**WORK REQUEST:** Exactly as written, repeat all of the records below.

============

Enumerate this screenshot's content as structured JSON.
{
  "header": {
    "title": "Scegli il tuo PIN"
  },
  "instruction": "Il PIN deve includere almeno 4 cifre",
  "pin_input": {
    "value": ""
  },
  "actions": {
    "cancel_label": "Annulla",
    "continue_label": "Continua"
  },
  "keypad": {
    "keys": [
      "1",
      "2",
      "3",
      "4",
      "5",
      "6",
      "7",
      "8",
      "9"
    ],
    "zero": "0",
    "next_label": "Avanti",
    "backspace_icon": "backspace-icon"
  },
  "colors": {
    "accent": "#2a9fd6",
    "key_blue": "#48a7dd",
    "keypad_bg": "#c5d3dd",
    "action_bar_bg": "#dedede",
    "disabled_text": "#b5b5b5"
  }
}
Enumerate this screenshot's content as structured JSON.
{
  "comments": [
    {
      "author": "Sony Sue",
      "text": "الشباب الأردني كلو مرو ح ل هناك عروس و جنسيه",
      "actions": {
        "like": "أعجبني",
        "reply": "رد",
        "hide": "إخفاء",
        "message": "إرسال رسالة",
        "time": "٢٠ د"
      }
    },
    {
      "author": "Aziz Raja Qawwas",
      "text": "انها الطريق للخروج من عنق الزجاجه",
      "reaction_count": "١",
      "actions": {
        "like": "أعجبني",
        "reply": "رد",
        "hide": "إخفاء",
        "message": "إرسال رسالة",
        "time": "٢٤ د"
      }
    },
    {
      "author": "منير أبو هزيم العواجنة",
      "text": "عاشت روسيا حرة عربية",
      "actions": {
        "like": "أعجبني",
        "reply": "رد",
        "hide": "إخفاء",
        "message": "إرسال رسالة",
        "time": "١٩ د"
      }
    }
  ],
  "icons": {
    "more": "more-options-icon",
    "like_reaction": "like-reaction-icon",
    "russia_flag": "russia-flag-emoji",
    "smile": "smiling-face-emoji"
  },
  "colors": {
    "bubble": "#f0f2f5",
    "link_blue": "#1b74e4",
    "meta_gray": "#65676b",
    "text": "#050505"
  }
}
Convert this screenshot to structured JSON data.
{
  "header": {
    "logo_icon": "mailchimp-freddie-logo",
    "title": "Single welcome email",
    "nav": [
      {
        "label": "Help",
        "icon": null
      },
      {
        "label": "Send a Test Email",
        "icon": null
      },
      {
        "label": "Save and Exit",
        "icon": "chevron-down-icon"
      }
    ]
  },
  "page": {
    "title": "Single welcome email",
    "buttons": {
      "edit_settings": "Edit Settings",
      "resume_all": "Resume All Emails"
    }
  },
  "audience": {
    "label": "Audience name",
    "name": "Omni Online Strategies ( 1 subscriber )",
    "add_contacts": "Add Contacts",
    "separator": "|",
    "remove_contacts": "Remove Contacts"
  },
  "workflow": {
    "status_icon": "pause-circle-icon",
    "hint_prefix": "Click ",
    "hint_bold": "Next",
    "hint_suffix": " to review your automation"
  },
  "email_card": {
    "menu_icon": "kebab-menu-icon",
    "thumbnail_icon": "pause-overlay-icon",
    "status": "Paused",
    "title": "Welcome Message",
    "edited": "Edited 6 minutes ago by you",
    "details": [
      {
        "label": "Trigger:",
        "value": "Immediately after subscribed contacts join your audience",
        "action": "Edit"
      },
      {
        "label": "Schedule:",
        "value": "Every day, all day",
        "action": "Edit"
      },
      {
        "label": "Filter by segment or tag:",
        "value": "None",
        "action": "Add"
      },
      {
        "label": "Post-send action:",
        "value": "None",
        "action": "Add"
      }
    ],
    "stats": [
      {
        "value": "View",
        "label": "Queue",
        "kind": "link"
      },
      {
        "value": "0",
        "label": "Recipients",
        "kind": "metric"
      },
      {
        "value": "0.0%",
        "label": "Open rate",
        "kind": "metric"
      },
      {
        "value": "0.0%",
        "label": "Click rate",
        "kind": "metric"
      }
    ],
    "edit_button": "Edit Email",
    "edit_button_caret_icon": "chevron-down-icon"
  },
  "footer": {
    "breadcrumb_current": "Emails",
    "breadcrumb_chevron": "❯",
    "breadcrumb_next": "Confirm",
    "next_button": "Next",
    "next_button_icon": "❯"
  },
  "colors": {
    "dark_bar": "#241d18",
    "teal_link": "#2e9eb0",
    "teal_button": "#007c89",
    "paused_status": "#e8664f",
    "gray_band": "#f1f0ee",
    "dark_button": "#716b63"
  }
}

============

**SOLUTION FOR THIS TASK:**
Enumerate this screenshot's content as structured JSON.
{
  "header": {
    "title": "Scegli il tuo PIN"
  },
  "instruction": "Il PIN deve includere almeno 4 cifre",
  "pin_input": {
    "value": ""
  },
  "actions": {
    "cancel_label": "Annulla",
    "continue_label": "Continua"
  },
  "keypad": {
    "keys": [
      "1",
      "2",
      "3",
      "4",
      "5",
      "6",
      "7",
      "8",
      "9"
    ],
    "zero": "0",
    "next_label": "Avanti",
    "backspace_icon": "backspace-icon"
  },
  "colors": {
    "accent": "#2a9fd6",
    "key_blue": "#48a7dd",
    "keypad_bg": "#c5d3dd",
    "action_bar_bg": "#dedede",
    "disabled_text": "#b5b5b5"
  }
}
Enumerate this screenshot's content as structured JSON.
{
  "comments": [
    {
      "author": "Sony Sue",
      "text": "الشباب الأردني كلو مرو ح ل هناك عروس و جنسيه",
      "actions": {
        "like": "أعجبني",
        "reply": "رد",
        "hide": "إخفاء",
        "message": "إرسال رسالة",
        "time": "٢٠ د"
      }
    },
    {
      "author": "Aziz Raja Qawwas",
      "text": "انها الطريق للخروج من عنق الزجاجه",
      "reaction_count": "١",
      "actions": {
        "like": "أعجبني",
        "reply": "رد",
        "hide": "إخفاء",
        "message": "إرسال رسالة",
        "time": "٢٤ د"
      }
    },
    {
      "author": "منير أبو هزيم العواجنة",
      "text": "عاشت روسيا حرة عربية",
      "actions": {
        "like": "أعجبني",
        "reply": "رد",
        "hide": "إخفاء",
        "message": "إرسال رسالة",
        "time": "١٩ د"
      }
    }
  ],
  "icons": {
    "more": "more-options-icon",
    "like_reaction": "like-reaction-icon",
    "russia_flag": "russia-flag-emoji",
    "smile": "smiling-face-emoji"
  },
  "colors": {
    "bubble": "#f0f2f5",
    "link_blue": "#1b74e4",
    "meta_gray": "#65676b",
    "text": "#050505"
  }
}
Convert this screenshot to structured JSON data.
{
  "header": {
    "logo_icon": "mailchimp-freddie-logo",
    "title": "Single welcome email",
    "nav": [
      {
        "label": "Help",
        "icon": null
      },
      {
        "label": "Send a Test Email",
        "icon": null
      },
      {
        "label": "Save and Exit",
        "icon": "chevron-down-icon"
      }
    ]
  },
  "page": {
    "title": "Single welcome email",
    "buttons": {
      "edit_settings": "Edit Settings",
      "resume_all": "Resume All Emails"
    }
  },
  "audience": {
    "label": "Audience name",
    "name": "Omni Online Strategies ( 1 subscriber )",
    "add_contacts": "Add Contacts",
    "separator": "|",
    "remove_contacts": "Remove Contacts"
  },
  "workflow": {
    "status_icon": "pause-circle-icon",
    "hint_prefix": "Click ",
    "hint_bold": "Next",
    "hint_suffix": " to review your automation"
  },
  "email_card": {
    "menu_icon": "kebab-menu-icon",
    "thumbnail_icon": "pause-overlay-icon",
    "status": "Paused",
    "title": "Welcome Message",
    "edited": "Edited 6 minutes ago by you",
    "details": [
      {
        "label": "Trigger:",
        "value": "Immediately after subscribed contacts join your audience",
        "action": "Edit"
      },
      {
        "label": "Schedule:",
        "value": "Every day, all day",
        "action": "Edit"
      },
      {
        "label": "Filter by segment or tag:",
        "value": "None",
        "action": "Add"
      },
      {
        "label": "Post-send action:",
        "value": "None",
        "action": "Add"
      }
    ],
    "stats": [
      {
        "value": "View",
        "label": "Queue",
        "kind": "link"
      },
      {
        "value": "0",
        "label": "Recipients",
        "kind": "metric"
      },
      {
        "value": "0.0%",
        "label": "Open rate",
        "kind": "metric"
      },
      {
        "value": "0.0%",
        "label": "Click rate",
        "kind": "metric"
      }
    ],
    "edit_button": "Edit Email",
    "edit_button_caret_icon": "chevron-down-icon"
  },
  "footer": {
    "breadcrumb_current": "Emails",
    "breadcrumb_chevron": "❯",
    "breadcrumb_next": "Confirm",
    "next_button": "Next",
    "next_button_icon": "❯"
  },
  "colors": {
    "dark_bar": "#241d18",
    "teal_link": "#2e9eb0",
    "teal_button": "#007c89",
    "paused_status": "#e8664f",
    "gray_band": "#f1f0ee",
    "dark_button": "#716b63"
  }
}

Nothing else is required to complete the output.